— Items from an interface collection —
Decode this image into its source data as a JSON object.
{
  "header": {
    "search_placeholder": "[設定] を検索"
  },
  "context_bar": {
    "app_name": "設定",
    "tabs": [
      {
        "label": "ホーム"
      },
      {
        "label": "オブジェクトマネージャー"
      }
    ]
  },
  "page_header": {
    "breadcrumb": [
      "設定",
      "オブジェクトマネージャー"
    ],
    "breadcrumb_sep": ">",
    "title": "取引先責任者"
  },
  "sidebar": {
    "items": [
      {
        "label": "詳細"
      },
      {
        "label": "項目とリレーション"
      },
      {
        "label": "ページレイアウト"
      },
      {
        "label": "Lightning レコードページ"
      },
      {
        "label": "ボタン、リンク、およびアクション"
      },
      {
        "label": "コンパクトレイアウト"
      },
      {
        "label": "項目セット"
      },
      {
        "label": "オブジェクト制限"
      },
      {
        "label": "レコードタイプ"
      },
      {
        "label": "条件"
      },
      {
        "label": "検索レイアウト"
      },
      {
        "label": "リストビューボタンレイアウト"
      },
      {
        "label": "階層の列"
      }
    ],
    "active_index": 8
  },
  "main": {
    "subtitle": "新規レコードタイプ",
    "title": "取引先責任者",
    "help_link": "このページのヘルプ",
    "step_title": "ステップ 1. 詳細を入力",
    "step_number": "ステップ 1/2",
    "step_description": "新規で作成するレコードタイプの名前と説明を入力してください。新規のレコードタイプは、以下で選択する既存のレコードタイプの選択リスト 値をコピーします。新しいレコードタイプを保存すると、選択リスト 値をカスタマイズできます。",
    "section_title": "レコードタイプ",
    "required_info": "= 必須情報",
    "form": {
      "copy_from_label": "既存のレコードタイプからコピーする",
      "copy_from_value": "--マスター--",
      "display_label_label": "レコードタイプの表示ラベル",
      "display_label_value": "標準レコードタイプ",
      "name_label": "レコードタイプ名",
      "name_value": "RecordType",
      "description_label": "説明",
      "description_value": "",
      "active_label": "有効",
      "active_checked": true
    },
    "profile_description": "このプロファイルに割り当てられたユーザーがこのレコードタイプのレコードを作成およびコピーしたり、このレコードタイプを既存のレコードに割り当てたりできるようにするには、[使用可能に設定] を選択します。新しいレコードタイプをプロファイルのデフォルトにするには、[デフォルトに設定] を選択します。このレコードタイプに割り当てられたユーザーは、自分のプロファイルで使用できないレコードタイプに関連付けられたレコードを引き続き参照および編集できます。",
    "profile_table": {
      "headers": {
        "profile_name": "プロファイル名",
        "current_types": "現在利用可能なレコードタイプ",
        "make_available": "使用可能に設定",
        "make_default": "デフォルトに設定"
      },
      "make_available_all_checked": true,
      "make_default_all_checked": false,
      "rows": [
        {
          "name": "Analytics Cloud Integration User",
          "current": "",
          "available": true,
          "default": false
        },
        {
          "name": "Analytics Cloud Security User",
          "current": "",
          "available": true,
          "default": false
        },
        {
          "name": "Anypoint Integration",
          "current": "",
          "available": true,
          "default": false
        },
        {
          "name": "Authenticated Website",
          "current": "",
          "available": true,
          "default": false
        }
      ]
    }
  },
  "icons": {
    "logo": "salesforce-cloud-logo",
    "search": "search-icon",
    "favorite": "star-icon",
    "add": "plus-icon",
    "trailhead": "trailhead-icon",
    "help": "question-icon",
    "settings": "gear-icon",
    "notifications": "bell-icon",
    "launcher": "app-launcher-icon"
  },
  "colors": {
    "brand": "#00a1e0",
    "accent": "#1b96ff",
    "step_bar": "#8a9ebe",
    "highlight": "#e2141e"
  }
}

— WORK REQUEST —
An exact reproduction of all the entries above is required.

— WRITTEN RESPONSE —
Decode this image into its source data as a JSON object.
{
  "header": {
    "search_placeholder": "[設定] を検索"
  },
  "context_bar": {
    "app_name": "設定",
    "tabs": [
      {
        "label": "ホーム"
      },
      {
        "label": "オブジェクトマネージャー"
      }
    ]
  },
  "page_header": {
    "breadcrumb": [
      "設定",
      "オブジェクトマネージャー"
    ],
    "breadcrumb_sep": ">",
    "title": "取引先責任者"
  },
  "sidebar": {
    "items": [
      {
        "label": "詳細"
      },
      {
        "label": "項目とリレーション"
      },
      {
        "label": "ページレイアウト"
      },
      {
        "label": "Lightning レコードページ"
      },
      {
        "label": "ボタン、リンク、およびアクション"
      },
      {
        "label": "コンパクトレイアウト"
      },
      {
        "label": "項目セット"
      },
      {
        "label": "オブジェクト制限"
      },
      {
        "label": "レコードタイプ"
      },
      {
        "label": "条件"
      },
      {
        "label": "検索レイアウト"
      },
      {
        "label": "リストビューボタンレイアウト"
      },
      {
        "label": "階層の列"
      }
    ],
    "active_index": 8
  },
  "main": {
    "subtitle": "新規レコードタイプ",
    "title": "取引先責任者",
    "help_link": "このページのヘルプ",
    "step_title": "ステップ 1. 詳細を入力",
    "step_number": "ステップ 1/2",
    "step_description": "新規で作成するレコードタイプの名前と説明を入力してください。新規のレコードタイプは、以下で選択する既存のレコードタイプの選択リスト 値をコピーします。新しいレコードタイプを保存すると、選択リスト 値をカスタマイズできます。",
    "section_title": "レコードタイプ",
    "required_info": "= 必須情報",
    "form": {
      "copy_from_label": "既存のレコードタイプからコピーする",
      "copy_from_value": "--マスター--",
      "display_label_label": "レコードタイプの表示ラベル",
      "display_label_value": "標準レコードタイプ",
      "name_label": "レコードタイプ名",
      "name_value": "RecordType",
      "description_label": "説明",
      "description_value": "",
      "active_label": "有効",
      "active_checked": true
    },
    "profile_description": "このプロファイルに割り当てられたユーザーがこのレコードタイプのレコードを作成およびコピーしたり、このレコードタイプを既存のレコードに割り当てたりできるようにするには、[使用可能に設定] を選択します。新しいレコードタイプをプロファイルのデフォルトにするには、[デフォルトに設定] を選択します。このレコードタイプに割り当てられたユーザーは、自分のプロファイルで使用できないレコードタイプに関連付けられたレコードを引き続き参照および編集できます。",
    "profile_table": {
      "headers": {
        "profile_name": "プロファイル名",
        "current_types": "現在利用可能なレコードタイプ",
        "make_available": "使用可能に設定",
        "make_default": "デフォルトに設定"
      },
      "make_available_all_checked": true,
      "make_default_all_checked": false,
      "rows": [
        {
          "name": "Analytics Cloud Integration User",
          "current": "",
          "available": true,
          "default": false
        },
        {
          "name": "Analytics Cloud Security User",
          "current": "",
          "available": true,
          "default": false
        },
        {
          "name": "Anypoint Integration",
          "current": "",
          "available": true,
          "default": false
        },
        {
          "name": "Authenticated Website",
          "current": "",
          "available": true,
          "default": false
        }
      ]
    }
  },
  "icons": {
    "logo": "salesforce-cloud-logo",
    "search": "search-icon",
    "favorite": "star-icon",
    "add": "plus-icon",
    "trailhead": "trailhead-icon",
    "help": "question-icon",
    "settings": "gear-icon",
    "notifications": "bell-icon",
    "launcher": "app-launcher-icon"
  },
  "colors": {
    "brand": "#00a1e0",
    "accent": "#1b96ff",
    "step_bar": "#8a9ebe",
    "highlight": "#e2141e"
  }
}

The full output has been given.